* **TASK GOAL**
Some lines in the material below hold the word "Products". Copy all of them.

*** LISTED RECORDS

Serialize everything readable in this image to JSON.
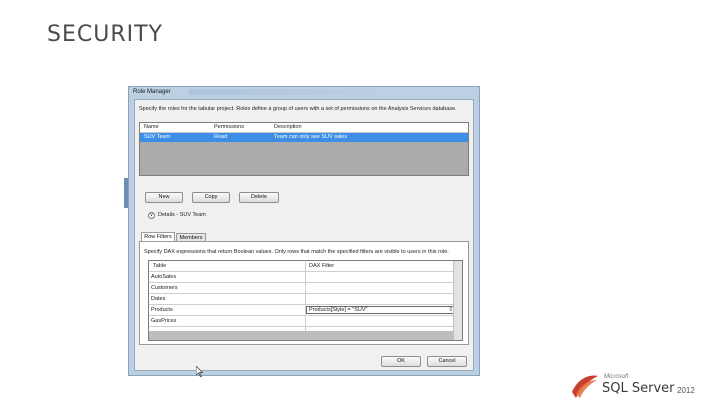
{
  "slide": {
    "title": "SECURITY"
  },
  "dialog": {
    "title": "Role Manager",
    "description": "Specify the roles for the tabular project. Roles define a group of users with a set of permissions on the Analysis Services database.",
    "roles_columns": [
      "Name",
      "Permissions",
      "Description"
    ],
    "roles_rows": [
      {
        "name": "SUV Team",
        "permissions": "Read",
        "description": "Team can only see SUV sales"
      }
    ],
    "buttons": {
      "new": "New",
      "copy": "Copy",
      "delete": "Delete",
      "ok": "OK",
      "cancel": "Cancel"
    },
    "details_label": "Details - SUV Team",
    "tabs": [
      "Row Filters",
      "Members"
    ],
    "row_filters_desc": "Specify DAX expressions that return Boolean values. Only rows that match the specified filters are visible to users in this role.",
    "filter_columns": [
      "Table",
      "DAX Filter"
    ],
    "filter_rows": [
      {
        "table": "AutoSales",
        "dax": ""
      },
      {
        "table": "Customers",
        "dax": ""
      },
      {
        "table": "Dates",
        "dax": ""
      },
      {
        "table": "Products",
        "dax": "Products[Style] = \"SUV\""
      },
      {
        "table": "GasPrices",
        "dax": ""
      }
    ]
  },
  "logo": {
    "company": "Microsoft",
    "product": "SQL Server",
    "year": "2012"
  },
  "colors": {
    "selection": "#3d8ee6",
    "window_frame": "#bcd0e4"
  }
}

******

* **EXERCISE OUTPUT**
        "table": "Products",
        "dax": "Products[Style] = \"SUV\""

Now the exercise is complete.